Over the past three years unconventional gas has become a controversial and highly politicized issue. There are two different approaches to this problem. Some believe "shale revolution" may trigger a paradigm shift on global energy market, while others debunk it as a classic example of economic bubble. In our opinion both "frack-heads" and environmentalists tend to exaggerate and are mainly driven by narrow corporate interests. But as it often happens, important issues lie outside the framework of highly polarized debates. The applicability of this technology in real economy should be evaluated according to unbiased expertise, not some partial opinions of public relations specialists in Brussels and Washington. Is it possible to transfer American business model of shale extraction to China and Europe? Can unconventional extraction techniques overcome lack of supply stability?
Today fracking is a costly venture on the U.S. market with dubious prospects in other countries. In the future the situation may change, although not earlier than by the end of the next decade. Till then speaking about any kind of "global transformation" of energy market is nothing, but irresponsible promotion of interest groups behind the ongoing "fracking-saves-the-world" campaign. Shale gas brought down spot prices on the American market and by 2035 it will probably play a significant role in the fuel balance of the USA (about 20%). But it is too early to say that shale gas will definitely gain a foothold in the world market. American producers will have to invest billions of dollars in infrastructure to secure stable exports of unconventional natural gas. These large investments will cause price boost for international consumers.
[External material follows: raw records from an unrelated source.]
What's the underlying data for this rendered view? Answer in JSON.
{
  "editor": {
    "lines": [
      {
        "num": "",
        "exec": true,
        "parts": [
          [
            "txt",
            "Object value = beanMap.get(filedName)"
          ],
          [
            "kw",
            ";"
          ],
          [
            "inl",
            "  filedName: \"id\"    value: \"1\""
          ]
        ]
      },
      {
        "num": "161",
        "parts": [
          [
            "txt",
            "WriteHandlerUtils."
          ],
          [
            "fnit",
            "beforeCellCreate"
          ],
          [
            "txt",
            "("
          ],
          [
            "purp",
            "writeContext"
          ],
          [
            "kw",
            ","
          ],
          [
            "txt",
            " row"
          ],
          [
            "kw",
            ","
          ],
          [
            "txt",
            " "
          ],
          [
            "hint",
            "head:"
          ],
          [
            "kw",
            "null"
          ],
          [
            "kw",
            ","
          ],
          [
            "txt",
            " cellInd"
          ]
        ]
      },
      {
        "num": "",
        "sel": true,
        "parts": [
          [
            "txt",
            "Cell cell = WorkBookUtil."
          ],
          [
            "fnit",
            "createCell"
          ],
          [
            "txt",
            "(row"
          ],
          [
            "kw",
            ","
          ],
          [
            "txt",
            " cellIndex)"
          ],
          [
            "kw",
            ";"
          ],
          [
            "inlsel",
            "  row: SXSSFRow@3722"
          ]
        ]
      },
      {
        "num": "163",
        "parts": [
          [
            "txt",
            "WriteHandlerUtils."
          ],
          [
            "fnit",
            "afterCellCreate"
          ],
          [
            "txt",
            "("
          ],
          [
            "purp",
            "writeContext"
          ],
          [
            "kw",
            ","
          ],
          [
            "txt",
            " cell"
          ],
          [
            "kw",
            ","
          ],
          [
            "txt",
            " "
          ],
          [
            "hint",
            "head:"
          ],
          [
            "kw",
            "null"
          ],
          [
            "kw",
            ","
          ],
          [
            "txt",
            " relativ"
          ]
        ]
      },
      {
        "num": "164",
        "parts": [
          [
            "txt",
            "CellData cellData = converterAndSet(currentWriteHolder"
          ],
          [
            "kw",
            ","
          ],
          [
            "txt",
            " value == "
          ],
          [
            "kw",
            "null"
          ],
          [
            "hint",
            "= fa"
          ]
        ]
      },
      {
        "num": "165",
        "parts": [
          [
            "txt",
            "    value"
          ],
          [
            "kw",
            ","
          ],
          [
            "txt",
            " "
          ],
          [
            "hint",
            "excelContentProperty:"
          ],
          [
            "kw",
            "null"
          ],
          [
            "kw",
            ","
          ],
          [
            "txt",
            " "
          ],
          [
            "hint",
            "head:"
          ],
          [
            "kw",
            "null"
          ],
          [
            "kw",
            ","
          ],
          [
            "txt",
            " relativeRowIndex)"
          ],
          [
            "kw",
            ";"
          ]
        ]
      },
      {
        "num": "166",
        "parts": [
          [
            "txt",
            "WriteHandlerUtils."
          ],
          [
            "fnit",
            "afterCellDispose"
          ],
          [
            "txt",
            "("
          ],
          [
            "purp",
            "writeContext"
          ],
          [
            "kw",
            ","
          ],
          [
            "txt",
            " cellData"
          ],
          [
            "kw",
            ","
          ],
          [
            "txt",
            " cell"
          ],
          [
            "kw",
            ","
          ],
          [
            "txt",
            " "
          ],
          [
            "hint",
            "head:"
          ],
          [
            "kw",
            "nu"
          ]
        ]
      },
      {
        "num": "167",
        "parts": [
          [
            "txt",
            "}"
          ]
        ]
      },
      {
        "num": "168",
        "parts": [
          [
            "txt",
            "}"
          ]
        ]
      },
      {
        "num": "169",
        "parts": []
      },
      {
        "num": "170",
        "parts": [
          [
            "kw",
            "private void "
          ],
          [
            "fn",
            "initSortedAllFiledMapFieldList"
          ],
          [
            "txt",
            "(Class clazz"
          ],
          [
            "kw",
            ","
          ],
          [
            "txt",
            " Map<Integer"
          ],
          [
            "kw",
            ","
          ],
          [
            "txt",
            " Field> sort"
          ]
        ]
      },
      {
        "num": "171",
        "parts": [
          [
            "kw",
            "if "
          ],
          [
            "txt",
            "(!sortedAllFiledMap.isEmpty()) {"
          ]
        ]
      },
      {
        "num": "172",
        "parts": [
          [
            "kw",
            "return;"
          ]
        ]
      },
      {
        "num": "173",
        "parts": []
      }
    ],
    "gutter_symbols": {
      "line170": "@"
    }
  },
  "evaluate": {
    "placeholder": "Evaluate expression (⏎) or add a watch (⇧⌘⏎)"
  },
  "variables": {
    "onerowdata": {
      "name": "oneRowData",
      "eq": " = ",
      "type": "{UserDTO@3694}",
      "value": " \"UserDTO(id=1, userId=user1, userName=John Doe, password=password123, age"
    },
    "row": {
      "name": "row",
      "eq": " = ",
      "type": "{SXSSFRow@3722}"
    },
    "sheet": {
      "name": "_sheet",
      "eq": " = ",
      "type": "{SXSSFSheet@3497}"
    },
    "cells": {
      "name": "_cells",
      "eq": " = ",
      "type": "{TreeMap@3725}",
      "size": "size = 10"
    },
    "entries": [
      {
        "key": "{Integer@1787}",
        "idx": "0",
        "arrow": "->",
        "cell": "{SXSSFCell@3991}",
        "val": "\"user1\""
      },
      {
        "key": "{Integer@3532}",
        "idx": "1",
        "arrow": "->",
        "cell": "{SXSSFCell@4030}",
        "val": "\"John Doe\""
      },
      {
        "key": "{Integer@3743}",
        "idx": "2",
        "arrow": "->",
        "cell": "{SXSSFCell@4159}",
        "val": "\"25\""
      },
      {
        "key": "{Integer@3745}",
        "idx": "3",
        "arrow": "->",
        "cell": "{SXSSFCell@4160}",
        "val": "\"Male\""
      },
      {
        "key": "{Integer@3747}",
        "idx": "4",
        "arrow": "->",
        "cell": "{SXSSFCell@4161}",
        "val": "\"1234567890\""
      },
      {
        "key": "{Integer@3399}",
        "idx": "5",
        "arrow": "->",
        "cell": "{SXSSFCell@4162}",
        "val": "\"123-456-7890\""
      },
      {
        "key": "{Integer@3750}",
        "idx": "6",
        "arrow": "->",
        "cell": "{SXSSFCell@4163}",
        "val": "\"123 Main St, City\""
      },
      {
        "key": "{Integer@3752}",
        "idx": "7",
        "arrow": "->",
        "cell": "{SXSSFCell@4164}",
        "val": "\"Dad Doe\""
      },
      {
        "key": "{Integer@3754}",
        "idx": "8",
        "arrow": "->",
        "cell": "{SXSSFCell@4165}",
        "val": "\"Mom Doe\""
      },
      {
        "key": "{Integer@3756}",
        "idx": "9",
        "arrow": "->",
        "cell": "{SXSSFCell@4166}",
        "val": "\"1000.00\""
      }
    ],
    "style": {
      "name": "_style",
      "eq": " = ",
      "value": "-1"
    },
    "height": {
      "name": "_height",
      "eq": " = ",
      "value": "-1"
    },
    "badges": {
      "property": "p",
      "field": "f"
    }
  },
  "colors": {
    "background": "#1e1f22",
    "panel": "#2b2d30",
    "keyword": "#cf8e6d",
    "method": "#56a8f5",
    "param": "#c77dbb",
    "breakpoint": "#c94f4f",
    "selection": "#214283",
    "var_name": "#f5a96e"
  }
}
Moreover, shale gas reserves are reported to be overestimated in China, USA and Poland. The technological process is far more expensive than it is stated in press-releases. "Land grab" business model used for shale extraction can be very risky in times of low spot prices and financial turmoil. The ultimate production volumes are far below original estimates and the wells deplete quicker than expected. Rex Tillerson, the CEO of ExxonMobil said an important thing about shale gas in his talk before the Council on Foreign Relations in New York last year: "We're making no money. It's all in the red." Big players on American shale gas market are taking large writedowns in their reported reserves and selling assets to pay for drilling and production. The quality of both technical and financial information about the real situation in unconventional gas industry is very poor. All these factors combined are bad news for overoptimistic small investors.
In the EU the situation is even more complicated. There have been some 50 experimental wells across Europe and none of them appears to be commercially viable, Guardian reports. France, which possesses the second largest potential for shale gas in Europe, banned shale gas exploration in 2011. Bulgaria, which profits from tourist business, followed France in January 2012. The UK, however, has recently lifted its ban on this technology in order to create an alternative source of energy and limit its dependency on unstable supplies from the Middle East. This radical decision of the Conservatives provoked protests in Great Britain under a sarcastic slogan "Frack off!". Earlier in 2012 more than 5000 activists tried to challenge pro-fracking policy of Romanian government.
It should be also noted, that actual environmental damage of fracking is deliberately underestimated. The process consumes a lot of water mixed with hazardous chemicals. Injecting toxic fluids under high pressure to fracture the bedrock and release the gas may result in serious groundwater contamination. There are safer methods of fracking, though the industry is far from implementing them in the near future. Though, water and soil pollution seems to be the lesser of two evils. An earthquake measuring 5.6 hit Oklahoma in 2011. The U.S. Army and the U.S. Geological Survey concluded that the practice of hydraulic fracturing caused the seismic activity. Texas, Arkansas and West Virginia are among the states facing earthquake risks now. "The future probably holds a lot more in induced earthquakes as the gas boom expands," says USGS Earthquake Science Center researcher Art McGarr. Hardly surprising, that the population of some densely populated EU countries does not want to take such risks.
In Eastern Europe many politicians, dreaming about securing hydrocarbon self-sufficiency, hastily presented fracking as a "cure-all technology". The EU authorities supported their initiative to create a new bargaining tool for the European Commission in talks with Russian energy companies. However, the results are well-known and not very promising. Global market leader "Exxon" and Canadian company "Talisman Energy" dropped all shale plans in Poland and Hungary. Fracking in Poland and neighboring countries turns out to be cost ineffective, even if the West needs it for political reasons. The projects of energy self-sufficiency in these countries should be based on economic feasibility studies, not on aggressive shale production lobbying by radical politicians. It is just too early to draw broad conclusions from all this shale gas hype.
But even if we ignore all environmental concerns, industrial consumers of natural gas in Europe need stability in the first place. Companies that develop reserves of unconventional gas simply lack necessary infrastructure and supply capacity to affect international market in the midterm.